After minority economist Atif Mian’s sacking, two more members quit Imran Khan’s advisory council

750

As the Imran Khan’s Pakistan government gave in to the pressure from hardliners and sacked noted economist Atif Mian from a newly-constituted economic panel, two more members of the body resigned in protest.

Atif Mian, a member of the minority Ahmadi community, is a Massachusetts Institute of Technology-educated Pakistani-American economics professor at the prestigious Princeton University, was recently named a member of the 18-member Economic Advisory Council (EAC)  to advise the government on economic policy. He is the only Pakistani to be considered among International Monetary Fund’s list of ‘Top 25 brightest young economists’.

Succumbing to pressure from the hardliners, the Pakistan government on Friday withdrew the nomination of Mian from the EAC.

In reaction to Mian’s sacking, Asim Ijaz Khwaja, Professor of Public Policy at Harvard Kennedy School, and Imran Rasul, a Professor of Economics at University College London (UCL) on Saturday announced their resignation on Twitter.

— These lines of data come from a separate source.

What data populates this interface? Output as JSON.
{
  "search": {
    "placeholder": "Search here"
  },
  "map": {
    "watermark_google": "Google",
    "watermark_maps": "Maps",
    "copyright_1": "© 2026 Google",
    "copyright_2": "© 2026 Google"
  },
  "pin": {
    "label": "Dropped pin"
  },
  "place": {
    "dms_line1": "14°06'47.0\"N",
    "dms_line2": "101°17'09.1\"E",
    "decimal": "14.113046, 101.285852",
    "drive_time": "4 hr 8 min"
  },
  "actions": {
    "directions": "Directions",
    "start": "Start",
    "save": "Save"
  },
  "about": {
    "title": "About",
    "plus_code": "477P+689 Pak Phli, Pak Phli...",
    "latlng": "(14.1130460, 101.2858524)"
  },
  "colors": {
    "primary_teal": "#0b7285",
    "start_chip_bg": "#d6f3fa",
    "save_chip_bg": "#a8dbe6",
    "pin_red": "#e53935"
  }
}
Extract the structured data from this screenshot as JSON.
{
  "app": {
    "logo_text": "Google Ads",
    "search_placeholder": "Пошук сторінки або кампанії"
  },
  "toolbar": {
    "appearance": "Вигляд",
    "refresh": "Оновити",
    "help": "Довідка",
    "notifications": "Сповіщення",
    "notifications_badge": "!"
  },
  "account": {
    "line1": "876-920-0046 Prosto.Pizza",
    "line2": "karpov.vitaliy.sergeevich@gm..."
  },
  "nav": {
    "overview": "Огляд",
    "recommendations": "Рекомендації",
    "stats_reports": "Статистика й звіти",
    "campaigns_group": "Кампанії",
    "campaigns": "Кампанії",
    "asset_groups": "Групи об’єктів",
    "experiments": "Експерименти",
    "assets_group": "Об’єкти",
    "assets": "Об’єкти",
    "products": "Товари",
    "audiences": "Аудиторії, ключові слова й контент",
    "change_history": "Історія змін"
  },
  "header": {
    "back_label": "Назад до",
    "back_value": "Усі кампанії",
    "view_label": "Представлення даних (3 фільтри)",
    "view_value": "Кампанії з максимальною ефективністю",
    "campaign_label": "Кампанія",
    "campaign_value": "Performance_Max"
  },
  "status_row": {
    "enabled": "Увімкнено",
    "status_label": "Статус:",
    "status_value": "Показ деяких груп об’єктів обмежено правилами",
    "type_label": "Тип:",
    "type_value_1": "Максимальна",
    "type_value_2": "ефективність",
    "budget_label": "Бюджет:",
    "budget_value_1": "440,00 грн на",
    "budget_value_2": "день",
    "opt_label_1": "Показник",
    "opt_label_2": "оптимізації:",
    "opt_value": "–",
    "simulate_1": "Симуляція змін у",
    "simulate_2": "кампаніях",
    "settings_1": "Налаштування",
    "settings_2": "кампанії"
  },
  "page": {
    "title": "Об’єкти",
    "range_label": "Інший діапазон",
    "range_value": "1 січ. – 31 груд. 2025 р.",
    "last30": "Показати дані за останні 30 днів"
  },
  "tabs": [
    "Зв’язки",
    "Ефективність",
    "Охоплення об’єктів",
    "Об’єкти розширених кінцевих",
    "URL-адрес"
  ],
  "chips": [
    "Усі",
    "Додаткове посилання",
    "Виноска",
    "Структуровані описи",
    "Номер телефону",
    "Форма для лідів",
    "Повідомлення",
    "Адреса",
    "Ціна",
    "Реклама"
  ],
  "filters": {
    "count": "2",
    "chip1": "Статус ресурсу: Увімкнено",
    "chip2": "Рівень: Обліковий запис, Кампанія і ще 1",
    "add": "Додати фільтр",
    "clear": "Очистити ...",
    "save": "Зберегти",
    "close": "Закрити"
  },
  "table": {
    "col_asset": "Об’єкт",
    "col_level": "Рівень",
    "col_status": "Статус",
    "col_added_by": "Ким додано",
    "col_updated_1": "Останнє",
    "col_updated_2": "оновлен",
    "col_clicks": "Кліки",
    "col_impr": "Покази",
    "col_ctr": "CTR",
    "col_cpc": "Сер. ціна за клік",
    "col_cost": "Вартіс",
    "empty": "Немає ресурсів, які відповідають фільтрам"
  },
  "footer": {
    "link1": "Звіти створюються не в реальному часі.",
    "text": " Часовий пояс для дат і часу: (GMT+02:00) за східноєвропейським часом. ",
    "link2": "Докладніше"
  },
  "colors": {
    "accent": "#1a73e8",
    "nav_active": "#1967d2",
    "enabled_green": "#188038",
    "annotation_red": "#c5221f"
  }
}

“Have resigned from EAC. Painful, deeply sad decision. Grateful for chance to aid analytical reasoning but not when such values compromised. Personally as a Muslim I can’t justify this. May Allah forgive/guide me & us all. Ever ready to help. Pakistan Paindabad,” Khwaja tweeted.

“With a heavy heart, I have resigned from the EAC this morning. The circumstances in which Atif was asked to step down are ones I profoundly disagree with. Basing decisions on religious affiliation goes against my principles, or the values I am trying to teach my children,” Rasul said in a tweet.

RELATED NEWS

Mian’s appointment embroiled in a controversy after it was opposed by several individuals and groups, including the hardline Islamist party Tehreek-i-Labbaik Pakistan (TLP), who objected to his Ahmadi faith.

Ahmadis are designated non-Muslims in Pakistan’s Constitution and their beliefs are considered blasphemous in most mainstream Islamic schools of thought. They are often targeted by the extremists and their places of worship vandalised.

The move came three days after the Pakistan Tehreek-i-Insaf (PTI) government defended the academic’s nomination to the EAC led by Prime Minister Imran Khan, saying in categorical terms that it will “not bow to extremists”.

Earlier, in a series of tweets, Mian announced his resignation saying he was always ready to help Pakistan.

“For the sake of the stability of the Government of Pakistan, I have resigned from the Economic Advisory Council, as the Government was facing a lot of adverse pressure regarding my appointment from the Mullahs (Muslim clerics) and their supporters,” he said.

“Nevertheless, I will always be ready to serve Pakistan as it is the country in which I was raised and which I love a great deal. Serving my country is an inherent part of my faith and will always be my heartfelt desire.

“Moving forward, I now hope and pray that the Economic Advisory Council is able to fulfill its mandate in the very best way so that the Pakistani people and nation can prosper and flourish. My prayers will always be with Pakistan and I will always be ready to help it in any way that is required,” he added.